Recently, research studies show teenagers and children with migraine histories held deficiencies in vitamin D, coenzyme Q10, and riboflavin (vitamin B-2) during initial lab tests. The deficiencies were seen in a high number of participants within the study and may explain why the patients were having migraines.
Coenzyme Q10 is an ingredient “similar” to a vitamin, and the body uses it to produce cellular energy as well as for cellular maintenance. In the study, the evidence revealed girls and young women were more likely to have Q10 deficiencies with baseline studies. Conversely, boys and young men were more like to have deficiencies in vitamin D.
According to Dr. Halger, at Cincinnati Children’s Hospital, further studies are definitely needed to find out if vitamin supplementation can help lower the incidence of migraines. With current scientific information, varying levels of vitamin D, coenzyme Q10, folate, and riboflavin have possible connections to triggering migraines.
Individuals who suffer from chronic migraine headaches are more likely to be deficient in riboflavin and coenzyme Q10 according to the research data. Therapeutic vitamins may offer assistance to patients suffering from severe headaches, keeping in mind more studies are needed due to some inconclusive research results.
Dr. DeRossett (migraine specialist) has reviewed a number of trials and is confident in recommending her patients’ magnesium, vitamin B-2, and coenzyme Q10 supplement for those with migraine history (WebMd). Always consult your primary physician before adding supplements to your routine.

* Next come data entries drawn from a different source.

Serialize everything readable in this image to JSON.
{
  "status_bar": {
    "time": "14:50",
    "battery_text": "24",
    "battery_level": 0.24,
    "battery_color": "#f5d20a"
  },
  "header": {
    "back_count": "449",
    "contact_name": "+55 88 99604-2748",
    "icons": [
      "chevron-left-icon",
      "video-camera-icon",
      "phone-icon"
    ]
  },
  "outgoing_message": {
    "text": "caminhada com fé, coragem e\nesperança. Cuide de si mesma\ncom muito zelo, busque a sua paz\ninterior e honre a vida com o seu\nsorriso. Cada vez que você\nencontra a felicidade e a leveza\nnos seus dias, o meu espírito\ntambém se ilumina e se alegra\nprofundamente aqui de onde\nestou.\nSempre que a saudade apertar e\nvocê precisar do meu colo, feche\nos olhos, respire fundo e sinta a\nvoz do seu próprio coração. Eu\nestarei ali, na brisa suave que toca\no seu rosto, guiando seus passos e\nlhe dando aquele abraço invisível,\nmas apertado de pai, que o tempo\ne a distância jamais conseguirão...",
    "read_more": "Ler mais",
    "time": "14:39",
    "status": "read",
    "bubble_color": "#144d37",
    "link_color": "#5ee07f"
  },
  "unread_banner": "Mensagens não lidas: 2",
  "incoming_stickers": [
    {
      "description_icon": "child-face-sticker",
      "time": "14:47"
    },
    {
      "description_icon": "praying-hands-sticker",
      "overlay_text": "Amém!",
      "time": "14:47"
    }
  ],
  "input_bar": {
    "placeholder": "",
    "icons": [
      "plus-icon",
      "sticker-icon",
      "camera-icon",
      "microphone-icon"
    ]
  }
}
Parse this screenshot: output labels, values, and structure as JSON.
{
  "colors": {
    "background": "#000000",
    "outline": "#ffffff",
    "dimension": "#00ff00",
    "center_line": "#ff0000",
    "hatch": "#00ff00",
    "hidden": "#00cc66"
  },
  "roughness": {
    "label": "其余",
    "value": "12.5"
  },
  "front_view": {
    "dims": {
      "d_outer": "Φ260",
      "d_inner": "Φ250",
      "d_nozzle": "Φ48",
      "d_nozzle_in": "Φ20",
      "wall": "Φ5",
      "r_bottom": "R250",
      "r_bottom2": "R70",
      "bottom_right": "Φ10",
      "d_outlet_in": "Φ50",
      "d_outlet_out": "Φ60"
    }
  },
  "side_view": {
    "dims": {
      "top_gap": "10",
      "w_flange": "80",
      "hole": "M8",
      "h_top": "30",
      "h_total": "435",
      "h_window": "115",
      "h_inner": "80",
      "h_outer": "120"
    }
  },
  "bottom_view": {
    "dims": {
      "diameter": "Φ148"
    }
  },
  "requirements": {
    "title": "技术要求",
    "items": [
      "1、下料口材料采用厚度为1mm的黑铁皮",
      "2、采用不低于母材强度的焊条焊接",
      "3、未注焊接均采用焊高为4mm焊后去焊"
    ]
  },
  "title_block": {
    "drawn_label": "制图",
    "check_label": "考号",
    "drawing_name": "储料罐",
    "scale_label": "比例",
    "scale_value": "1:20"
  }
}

Migraine prevention brings patients closer to living a more headache-free life. A number of other techniques may also be helpful for migraine sufferers including avoiding known triggers, exercise on a regular basis, use biofeedback techniques, and/or massage therapies.
For more information on Dr. Colbert’s Coq10 supplement, please click here.